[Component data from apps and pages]

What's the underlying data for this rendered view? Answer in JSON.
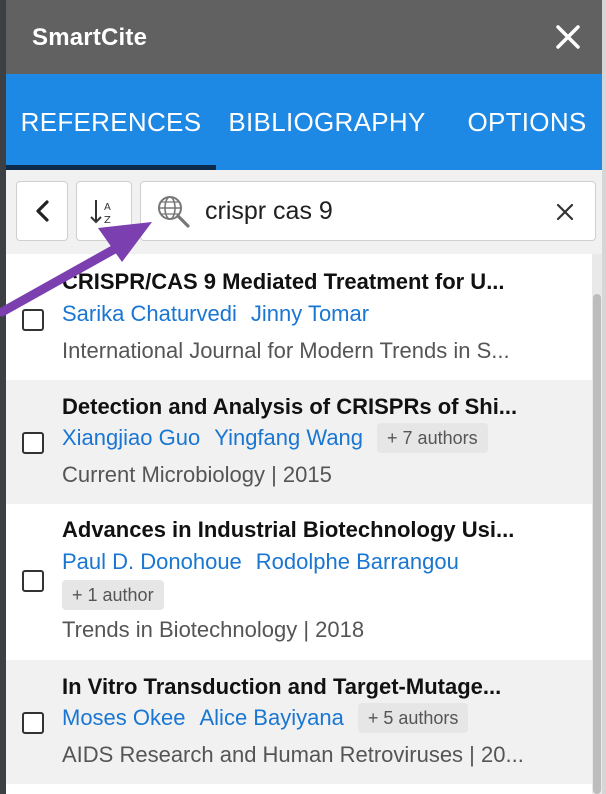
{
  "app": {
    "title": "SmartCite"
  },
  "tabs": [
    {
      "label": "REFERENCES",
      "active": true
    },
    {
      "label": "BIBLIOGRAPHY",
      "active": false
    },
    {
      "label": "OPTIONS",
      "active": false
    }
  ],
  "toolbar": {
    "search_value": "crispr cas 9",
    "back_icon": "chevron-left-icon",
    "sort_icon": "sort-alpha-icon",
    "search_icon": "globe-search-icon",
    "clear_icon": "close-icon"
  },
  "results": [
    {
      "title": "CRISPR/CAS 9 Mediated Treatment for U...",
      "authors": [
        "Sarika Chaturvedi",
        "Jinny Tomar"
      ],
      "more_authors": "",
      "source": "International Journal for Modern Trends in S..."
    },
    {
      "title": "Detection and Analysis of CRISPRs of Shi...",
      "authors": [
        "Xiangjiao Guo",
        "Yingfang Wang"
      ],
      "more_authors": "+ 7 authors",
      "source": "Current Microbiology | 2015"
    },
    {
      "title": "Advances in Industrial Biotechnology Usi...",
      "authors": [
        "Paul D. Donohoue",
        "Rodolphe Barrangou"
      ],
      "more_authors": "+ 1 author",
      "source": "Trends in Biotechnology | 2018"
    },
    {
      "title": "In Vitro Transduction and Target-Mutage...",
      "authors": [
        "Moses Okee",
        "Alice Bayiyana"
      ],
      "more_authors": "+ 5 authors",
      "source": "AIDS Research and Human Retroviruses | 20..."
    }
  ],
  "colors": {
    "titlebar": "#616161",
    "tabbar": "#1e88e5",
    "author_link": "#1976d2",
    "annotation_arrow": "#7b3fb0"
  }
}
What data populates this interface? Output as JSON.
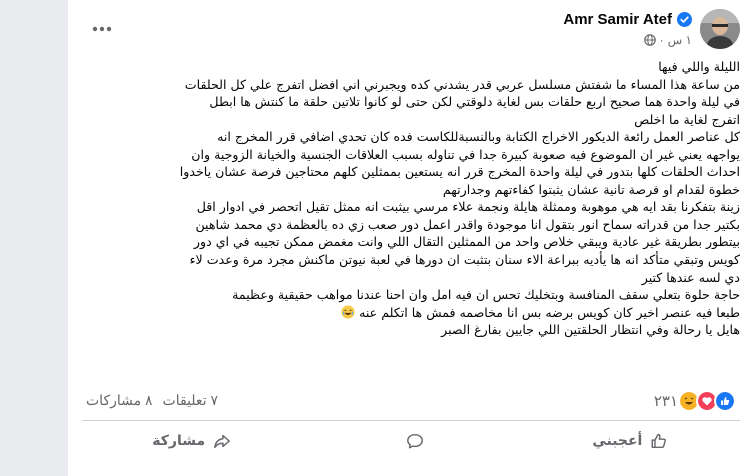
{
  "post": {
    "author": "Amr Samir Atef",
    "time": "١ س",
    "dot": "·",
    "text_lines": [
      "الليلة واللي فيها",
      "من ساعة هذا المساء ما شفتش مسلسل عربي قدر يشدني كده ويجبرني اني افضل اتفرج علي كل الحلقات",
      "في ليلة واحدة هما صحيح اربع حلقات بس لغاية دلوقتي لكن حتى لو كانوا تلاتين حلقة ما كنتش ها ابطل",
      "اتفرج لغاية ما اخلص",
      "كل عناصر العمل رائعة الديكور الاخراج الكتابة وبالنسبةللكاست فده كان تحدي اضافي قرر المخرج انه",
      "يواجهه يعني غير ان الموضوع فيه صعوبة كبيرة جدا في تناوله بسبب العلاقات الجنسية والخيانة الزوجية وان",
      "احداث الحلقات كلها بتدور في ليلة واحدة المخرج قرر انه يستعين بممثلين كلهم محتاجين فرصة عشان ياخدوا",
      "خطوة لقدام او فرصة تانية عشان يثبتوا كفاءتهم وجدارتهم",
      "زينة بتفكرنا بقد ايه هي موهوبة وممثلة هايلة ونجمة علاء مرسي بيثبت انه ممثل تقيل اتحصر في ادوار اقل",
      "بكتير جدا من قدراته سماح انور بتقول انا موجودة واقدر اعمل دور صعب زي ده بالعظمة دي محمد شاهين",
      "بيتطور بطريقة غير عادية ويبقي خلاص واحد من الممثلين التقال اللي وانت مغمض ممكن تجيبه في اي دور",
      "كويس وتبقي متأكد انه ها يأديه ببراعة الاء سنان بتثبت ان دورها في لعبة نيوتن ماكنش مجرد مرة وعدت لاء",
      "دي لسه عندها كتير",
      "حاجة حلوة بتعلي سقف المنافسة وبتخليك تحس ان فيه امل وان احنا عندنا مواهب حقيقية وعظيمة",
      "طبعا فيه عنصر اخير كان كويس برضه بس انا مخاصمه فمش ها اتكلم عنه",
      "هايل يا رحالة وفي انتظار الحلقتين اللي جايين بفارغ الصبر"
    ],
    "emoji": "laughing-emoji"
  },
  "stats": {
    "reaction_count": "٢٣١",
    "comments": "٧ تعليقات",
    "shares": "٨ مشاركات"
  },
  "actions": {
    "like": "أعجبني",
    "comment": "",
    "share": "مشاركة"
  },
  "colors": {
    "like_blue": "#1877f2",
    "love_red": "#f33e58",
    "haha_yellow": "#f7b125",
    "secondary_text": "#65676b"
  }
}
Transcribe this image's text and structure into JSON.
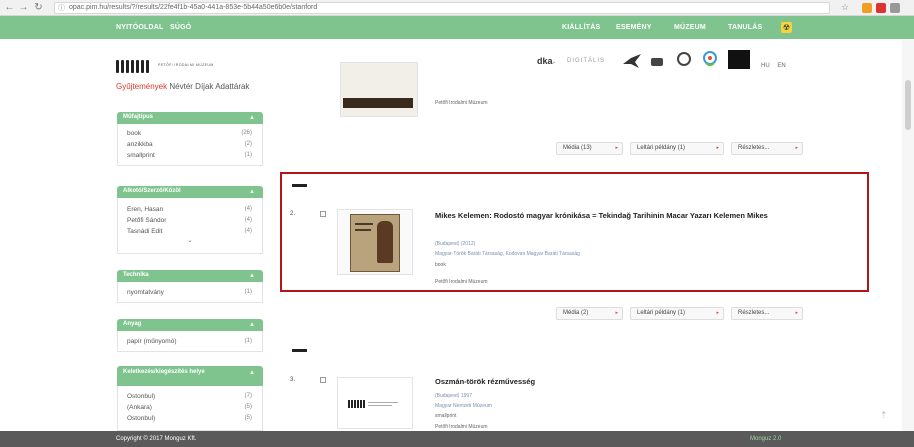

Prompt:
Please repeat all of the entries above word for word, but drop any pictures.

Solved exercise:
What's the underlying data for this rendered view? Answer in JSON.
{
  "app": {
    "title": "SmartCite"
  },
  "tabs": [
    {
      "label": "REFERENCES",
      "active": true
    },
    {
      "label": "BIBLIOGRAPHY",
      "active": false
    },
    {
      "label": "OPTIONS",
      "active": false
    }
  ],
  "toolbar": {
    "search_value": "crispr cas 9",
    "back_icon": "chevron-left-icon",
    "sort_icon": "sort-alpha-icon",
    "search_icon": "globe-search-icon",
    "clear_icon": "close-icon"
  },
  "results": [
    {
      "title": "CRISPR/CAS 9 Mediated Treatment for U...",
      "authors": [
        "Sarika Chaturvedi",
        "Jinny Tomar"
      ],
      "more_authors": "",
      "source": "International Journal for Modern Trends in S..."
    },
    {
      "title": "Detection and Analysis of CRISPRs of Shi...",
      "authors": [
        "Xiangjiao Guo",
        "Yingfang Wang"
      ],
      "more_authors": "+ 7 authors",
      "source": "Current Microbiology | 2015"
    },
    {
      "title": "Advances in Industrial Biotechnology Usi...",
      "authors": [
        "Paul D. Donohoue",
        "Rodolphe Barrangou"
      ],
      "more_authors": "+ 1 author",
      "source": "Trends in Biotechnology | 2018"
    },
    {
      "title": "In Vitro Transduction and Target-Mutage...",
      "authors": [
        "Moses Okee",
        "Alice Bayiyana"
      ],
      "more_authors": "+ 5 authors",
      "source": "AIDS Research and Human Retroviruses | 20..."
    }
  ],
  "colors": {
    "titlebar": "#616161",
    "tabbar": "#1e88e5",
    "author_link": "#1976d2",
    "annotation_arrow": "#7b3fb0"
  }
}
What data populates this interface? Output as JSON.
{
  "post": {
    "author": "Amr Samir Atef",
    "time": "١ س",
    "dot": "·",
    "text_lines": [
      "الليلة واللي فيها",
      "من ساعة هذا المساء ما شفتش مسلسل عربي قدر يشدني كده ويجبرني اني افضل اتفرج علي كل الحلقات",
      "في ليلة واحدة هما صحيح اربع حلقات بس لغاية دلوقتي لكن حتى لو كانوا تلاتين حلقة ما كنتش ها ابطل",
      "اتفرج لغاية ما اخلص",
      "كل عناصر العمل رائعة الديكور الاخراج الكتابة وبالنسبةللكاست فده كان تحدي اضافي قرر المخرج انه",
      "يواجهه يعني غير ان الموضوع فيه صعوبة كبيرة جدا في تناوله بسبب العلاقات الجنسية والخيانة الزوجية وان",
      "احداث الحلقات كلها بتدور في ليلة واحدة المخرج قرر انه يستعين بممثلين كلهم محتاجين فرصة عشان ياخدوا",
      "خطوة لقدام او فرصة تانية عشان يثبتوا كفاءتهم وجدارتهم",
      "زينة بتفكرنا بقد ايه هي موهوبة وممثلة هايلة ونجمة علاء مرسي بيثبت انه ممثل تقيل اتحصر في ادوار اقل",
      "بكتير جدا من قدراته سماح انور بتقول انا موجودة واقدر اعمل دور صعب زي ده بالعظمة دي محمد شاهين",
      "بيتطور بطريقة غير عادية ويبقي خلاص واحد من الممثلين التقال اللي وانت مغمض ممكن تجيبه في اي دور",
      "كويس وتبقي متأكد انه ها يأديه ببراعة الاء سنان بتثبت ان دورها في لعبة نيوتن ماكنش مجرد مرة وعدت لاء",
      "دي لسه عندها كتير",
      "حاجة حلوة بتعلي سقف المنافسة وبتخليك تحس ان فيه امل وان احنا عندنا مواهب حقيقية وعظيمة",
      "طبعا فيه عنصر اخير كان كويس برضه بس انا مخاصمه فمش ها اتكلم عنه",
      "هايل يا رحالة وفي انتظار الحلقتين اللي جايين بفارغ الصبر"
    ],
    "emoji": "laughing-emoji"
  },
  "stats": {
    "reaction_count": "٢٣١",
    "comments": "٧ تعليقات",
    "shares": "٨ مشاركات"
  },
  "actions": {
    "like": "أعجبني",
    "comment": "",
    "share": "مشاركة"
  },
  "colors": {
    "like_blue": "#1877f2",
    "love_red": "#f33e58",
    "haha_yellow": "#f7b125",
    "secondary_text": "#65676b"
  }
}
Transcribe this image's text and structure into JSON.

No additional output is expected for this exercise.